School Level of Analysis
At the school level of analysis there were mixed findings. In some cases, by the second or third year, experimental schools were performing at a level similar to the state-wide comparison group. In other cases, differences were still rather large. This simply reflects the fact that when experimental schools identify the subject area (math or reading) that was in greatest need of improvement, it will take two or three years for noticeable change to occur in student achievement scores. Further, in some cases the second year progress may not be replicated during the third with a new set of students in the same schools. Also, affecting the replicability of data is the introduction of new participating schools during the third year of the funding cycle.
Student Level of Analysis
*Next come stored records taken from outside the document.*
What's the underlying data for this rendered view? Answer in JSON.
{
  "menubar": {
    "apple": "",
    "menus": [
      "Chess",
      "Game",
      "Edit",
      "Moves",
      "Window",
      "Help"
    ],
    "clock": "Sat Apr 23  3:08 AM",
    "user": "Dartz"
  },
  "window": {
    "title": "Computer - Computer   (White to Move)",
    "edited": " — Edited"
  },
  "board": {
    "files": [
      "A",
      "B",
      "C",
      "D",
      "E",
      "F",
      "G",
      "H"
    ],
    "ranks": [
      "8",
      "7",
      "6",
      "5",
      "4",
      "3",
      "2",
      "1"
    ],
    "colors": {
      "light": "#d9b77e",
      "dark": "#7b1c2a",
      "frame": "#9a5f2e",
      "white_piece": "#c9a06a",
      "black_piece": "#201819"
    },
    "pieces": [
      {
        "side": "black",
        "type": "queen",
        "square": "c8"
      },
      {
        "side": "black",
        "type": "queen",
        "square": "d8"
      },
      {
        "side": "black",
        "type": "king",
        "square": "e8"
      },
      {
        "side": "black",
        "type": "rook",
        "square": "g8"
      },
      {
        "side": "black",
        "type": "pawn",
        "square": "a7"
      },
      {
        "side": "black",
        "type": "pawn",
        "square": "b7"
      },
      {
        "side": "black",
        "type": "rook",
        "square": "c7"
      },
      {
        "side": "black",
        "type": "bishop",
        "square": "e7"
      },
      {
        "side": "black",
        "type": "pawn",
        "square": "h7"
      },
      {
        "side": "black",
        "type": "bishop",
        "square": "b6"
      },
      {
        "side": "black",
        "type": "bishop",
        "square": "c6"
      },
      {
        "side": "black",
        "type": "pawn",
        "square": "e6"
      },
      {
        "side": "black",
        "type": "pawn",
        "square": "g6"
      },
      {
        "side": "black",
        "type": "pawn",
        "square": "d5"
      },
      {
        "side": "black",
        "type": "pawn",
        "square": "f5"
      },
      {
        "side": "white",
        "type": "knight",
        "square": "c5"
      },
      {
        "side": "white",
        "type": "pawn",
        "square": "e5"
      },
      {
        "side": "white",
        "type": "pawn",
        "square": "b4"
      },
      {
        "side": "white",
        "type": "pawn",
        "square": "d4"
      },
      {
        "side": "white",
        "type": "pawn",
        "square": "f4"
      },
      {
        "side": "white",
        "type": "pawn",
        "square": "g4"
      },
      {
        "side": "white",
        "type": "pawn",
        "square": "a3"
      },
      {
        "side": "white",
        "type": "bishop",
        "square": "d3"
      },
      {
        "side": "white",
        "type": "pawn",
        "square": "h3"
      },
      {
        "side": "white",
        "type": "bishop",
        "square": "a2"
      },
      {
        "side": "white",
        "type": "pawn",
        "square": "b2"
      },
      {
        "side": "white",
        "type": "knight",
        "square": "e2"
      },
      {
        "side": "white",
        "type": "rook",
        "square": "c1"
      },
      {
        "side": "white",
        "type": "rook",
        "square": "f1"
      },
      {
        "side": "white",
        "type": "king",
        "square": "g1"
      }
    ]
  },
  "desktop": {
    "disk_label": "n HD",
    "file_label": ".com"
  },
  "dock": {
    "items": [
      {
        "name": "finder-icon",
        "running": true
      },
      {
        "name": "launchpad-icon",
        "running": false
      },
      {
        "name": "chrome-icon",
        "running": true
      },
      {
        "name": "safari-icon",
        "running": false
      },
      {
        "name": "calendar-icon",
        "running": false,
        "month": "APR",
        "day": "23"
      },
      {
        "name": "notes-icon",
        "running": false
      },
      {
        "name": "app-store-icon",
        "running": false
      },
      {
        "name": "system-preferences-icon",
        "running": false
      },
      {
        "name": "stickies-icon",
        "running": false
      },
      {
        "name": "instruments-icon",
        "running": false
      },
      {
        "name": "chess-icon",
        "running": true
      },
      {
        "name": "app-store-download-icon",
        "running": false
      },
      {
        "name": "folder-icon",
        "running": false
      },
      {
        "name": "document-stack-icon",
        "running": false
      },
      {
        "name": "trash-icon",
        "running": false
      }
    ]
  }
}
This is where the data are most impressive. When the progress of students identified as non-proficient at the beginning of the school year are compared with proficient students (from the same schools and grades), data consistently demonstrate a “closing of the gap” between the two groups of students. This is a rather consistent finding across consortia. Further it is a highly replicable finding within a consortium during the second and third years of the funding cycle. In other words, growth or change in student achievement is occurring for the non-proficient reader or math student in an impressive manner that may be missed by only an analysis of school level Performance.
As will become evident by reading further, neither the rate of improvement nor the effect of the educational interventions were the same across elementary school math, elementary school reading, middle school math and middle school reading initiatives. For example the average effect size (Cohen d) estimating the impact of the educational interventions on non-proficient students’ progress during the academic year was: 1) elementary math, d = .71 (large impact); 2) elementary reading, d = .77 (large impact); 3) middle math, d = .76 (large impact); and 4) middle reading, d = .25, (small impact). Generally speaking, the math initiatives were more effective in promoting non-proficient student progress than was the case for the reading initiatives. However, the beginning reading initiatives at the elementary level seem to be much more effective than middle school initiatives in this regard.
Last but certainly not least is the question of the effectiveness of the Iowa Professional Development Model (IPDM) that integrates teacher training on educational interventions with a technology to deliver and support student change at the classroom level. Is this an effective system that can link professional development activities to teacher implementation of educational interventions that facilitate change in student achievement?
A single consortium was evaluated in order to test the model. A Structural Equation Modeling (SEM) approach was taken to addressing the systems question. The data must be considered pilot data at this time and requires replication within the consortium as well as across consortia. Regardless, the path analysis model does provide a good fit for the data and does suggest that the integration of technology and teacher training can be successfully implemented if the effort is systematic.
Gary D. Phye
Iowa State University
John O’Connell Iowa Department of Education